SAARC’s full form is the South Asian Association for Regional Cooperation. It is a major regional initiative for economic and technological cooperation among the countries of South Asia. Its Secretariat is based in Kathmandu, Nepal and is hosted by the Ministry of Foreign Affairs of Nepal. SAARC was formed by India, Pakistan, Sri Lanka, Nepal, Bhutan and Bangladesh to enhance their “mutual interests by strengthening their partnership in a globalised world.”
History of SAARC
The South Asian Association of Regional Cooperation (SAARC) is a regional inter-governmental organisation and geopolitical union, which was established in 1985 in Dhaka, Bangladesh, after the Summit (which consisted of seven countries: Bangladesh, Maldives, Nepal, Bhutan, India, Pakistan, and Sri Lanka) due to the efforts of former President Ziaur Rahman and Moudud Ahmed Chowdhury. Other goals were decided later on, including but not limited to agriculture, rural developments, telecommunication, weather, health and family planning, poverty eradication, scientific development etc. However, as an organisation, SAARC started its “marching” step forward when in 2003, it accepted Afghanistan to be a part of their conference with diplomatic permission from India. Then In 2007, Bhutan was allowed to sit at their conference as an observer nation after Pakistan’s request.
The SAARC Secretariat was formally established on 16 January 1987, while it commenced its duties on 1 December of the same year. Since then, it has been functioning as the main administrative arm of SAARC assisting member states in implementing various activities under SAARC programmes and projects; providing secretarial services for meetings of Councils and Committees; acting as a channel of communication between SAARC and other regional/ international organisations; and assisting in research work related to regional cooperation within SAARC.
Objectives of SAARC
The objective of the South Asia Association for Regional Cooperation (SAARC) is to bring prosperity within the region by promoting the welfare of the people, improving the quality of life, integrating with the world, and maintaining peace. One of the main objectives of SAARC is to provide a platform for governments in South Asia to collaborate on matters of mutually beneficial interest.
With a vision of a prosperous and peaceful South Asia, and working towards the elimination of poverty and successful implementation of development, the SAARC was founded. The SAARC Secretariat is in Kathmandu, which can be reached by road, air or train.
The principal organs of the SAARC are:
- The Heads of State or Government
The Summit is held once a year. The Heads of State or Government (also known as the Council of Ministers) of the SAARC member states participate in the Summit.
- Council of Ministers
The Council of Ministers meets immediately after each annual Summit. It comprises the member states’ foreign ministers (or other ministers who may be authorised by their respective Heads of State or Government). The Council of Ministers is required to approve decisions on matters within the purview of the Charter on which consensus has been reached at the Summit. It also meets periodically between summits to review and guide the implementation of programmes and activities involving technical cooperation.
- Standing Committee
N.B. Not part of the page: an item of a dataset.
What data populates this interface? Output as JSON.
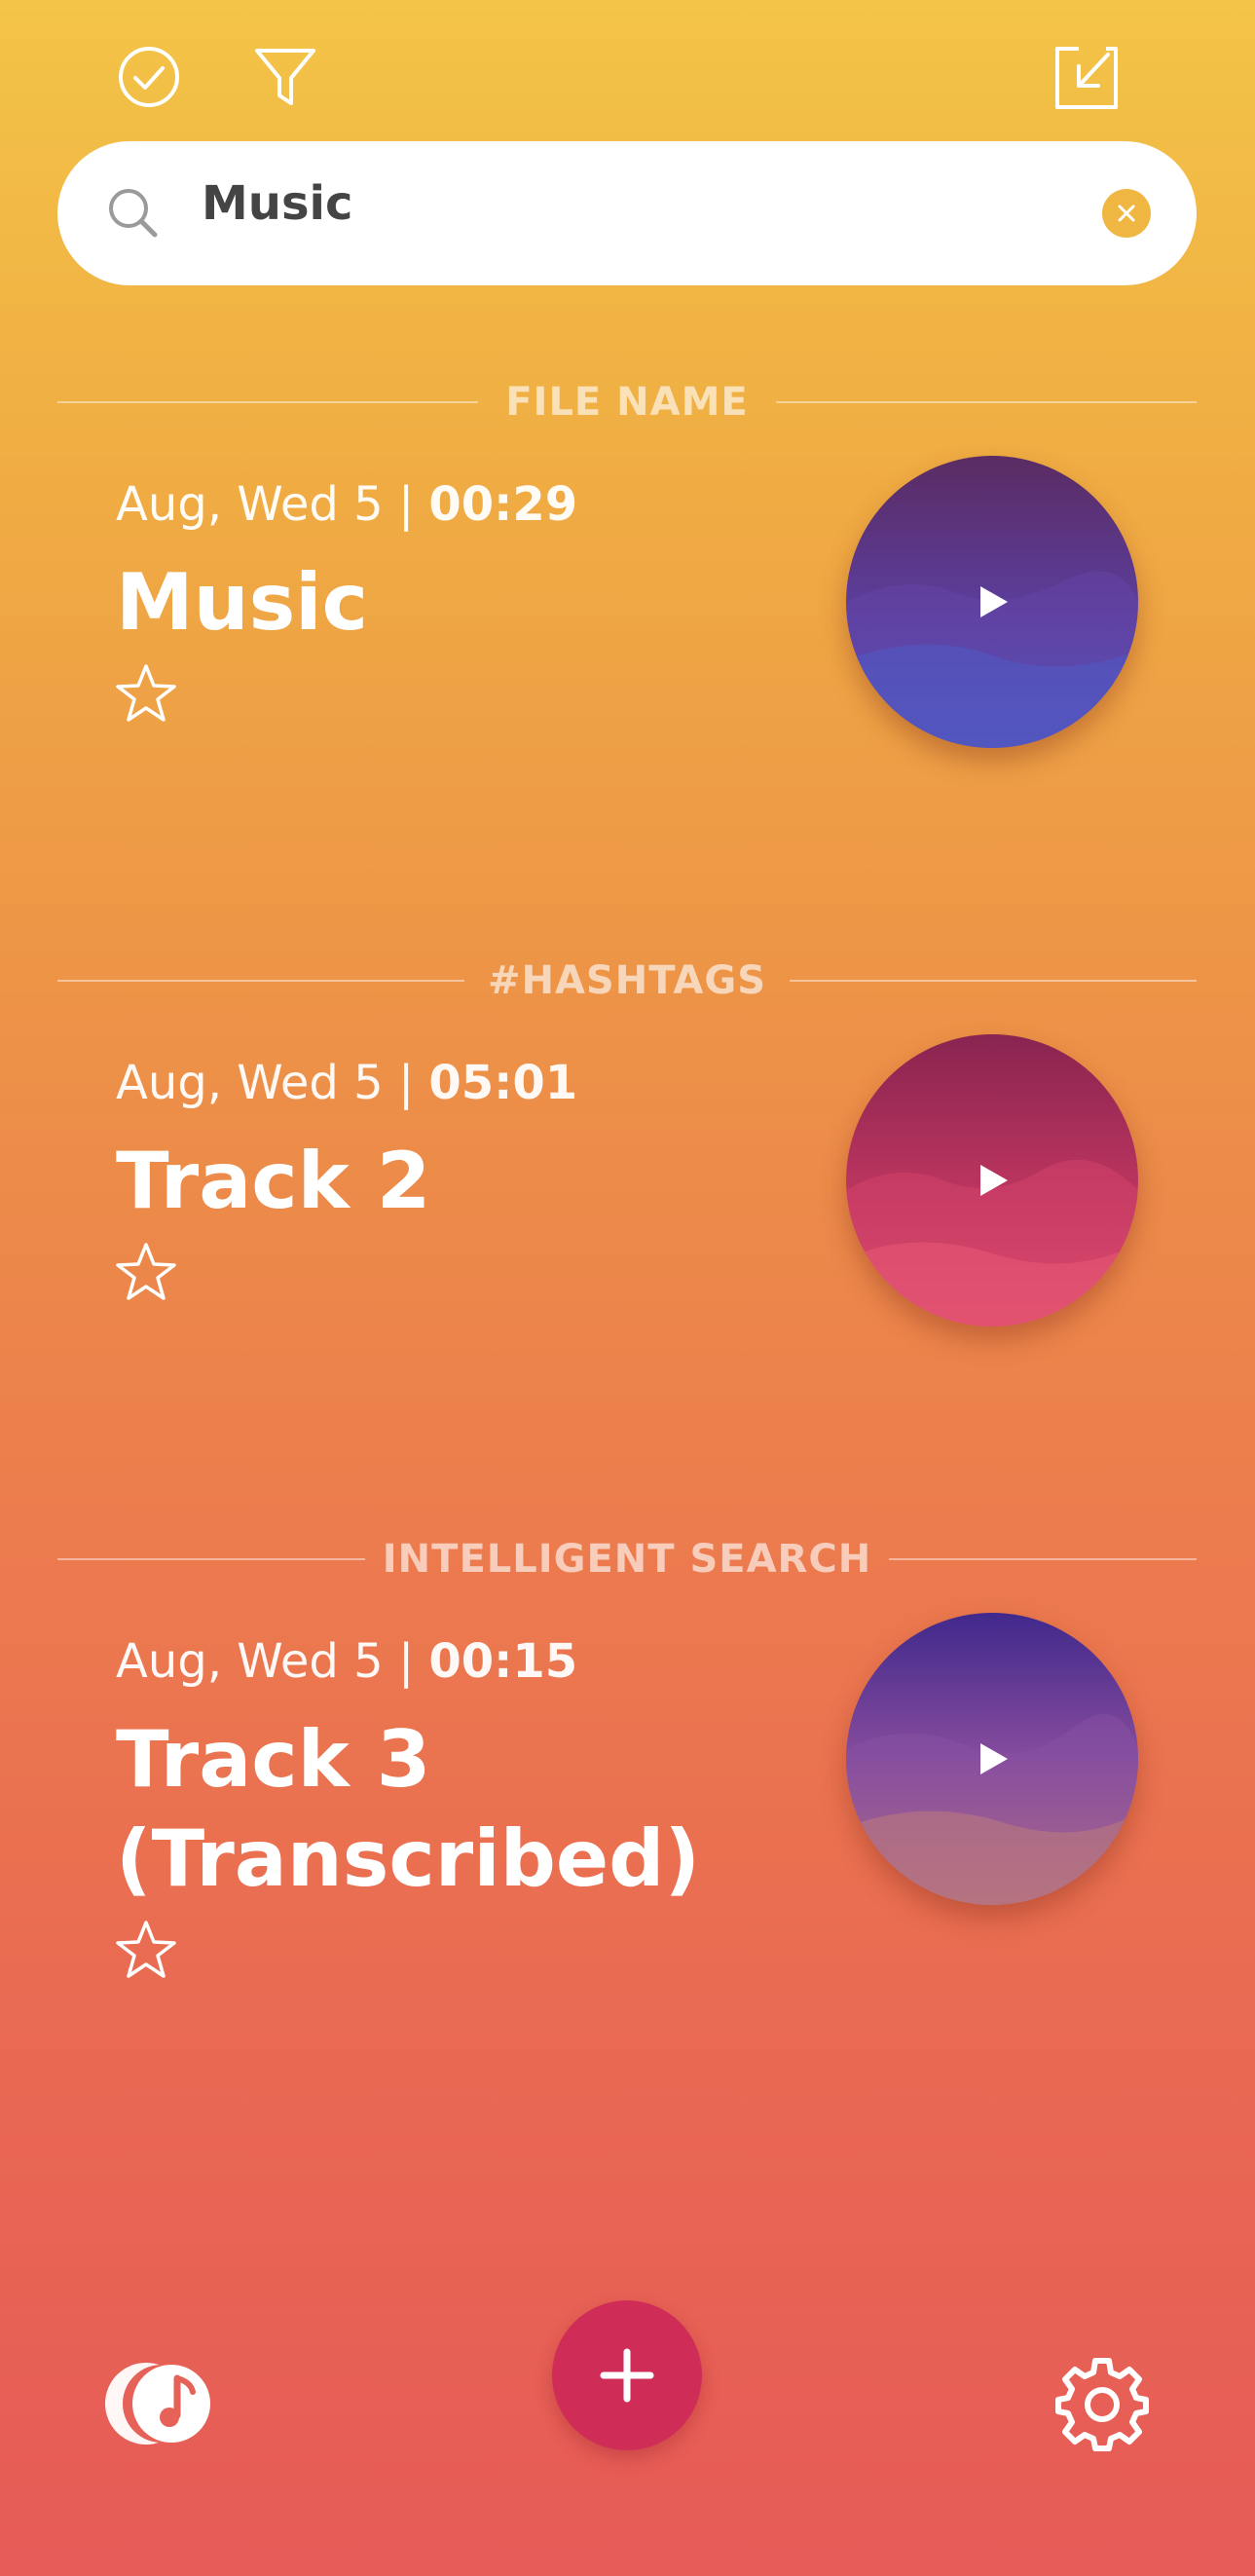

The Standing Committee meets at least two times a year and comprises senior officials designated by member governments to oversee and direct the functioning of SAARC. The Committee monitors, reviews and evaluates activities undertaken under SAARC auspices, provides guidance for future activities, and facilitates implementation.
The Secretariat is responsible for preparing for and servicing meetings, undertaking research studies, collecting data and information, disseminating information about activities undertaken by member states, preparing reports on various aspects of regional cooperation, initiating proposals for consideration by concerned bodies on matters relating to regional cooperation.
India & SAARC
India has made progress in building a connected and integrated South Asia. India’s basic principles of peace guide India’s foreign policy, cooperation and development. Our vision for South Asia is based on a promise to work together to build a region in which all countries enjoy peace, prosperity, equality, democracy, and sustainable development. The Government is committed to early implementing all decisions taken at the 18th SAARC Summit in Kathmandu in November 2014.
India firmly believes that the progress and prosperity of South Asia can be achieved through regional cooperation within SAARC. Increased intra-regional trade will help meet the growing demands of our people for goods, services, and technology and create jobs and enhance incomes. A connected and integrated South Asia will also facilitate greater people-to-people exchanges through enhanced connectivity, including air links and railways, and through greater cultural exchanges that will promote peace, harmony and understanding between our peoples.
The Government is committed to early implementing all decisions taken at the 18th SAARC Summit in Kathmandu in November 2014.
SAARC is seen as a cultural, economic and educational entity. It is likely that if SAARC is allowed to develop naturally, it will fulfil its potential and make significant contributions to a sense of enduring peace in the region. Greater integration between SAARC member countries is possible and beneficial, especially in a region as volatile as South Asia. Cooperation and development, not extremism and violence, should be the goal. As people of South Asia, we have so much potential towards being a prosperous region for everyone to enjoy.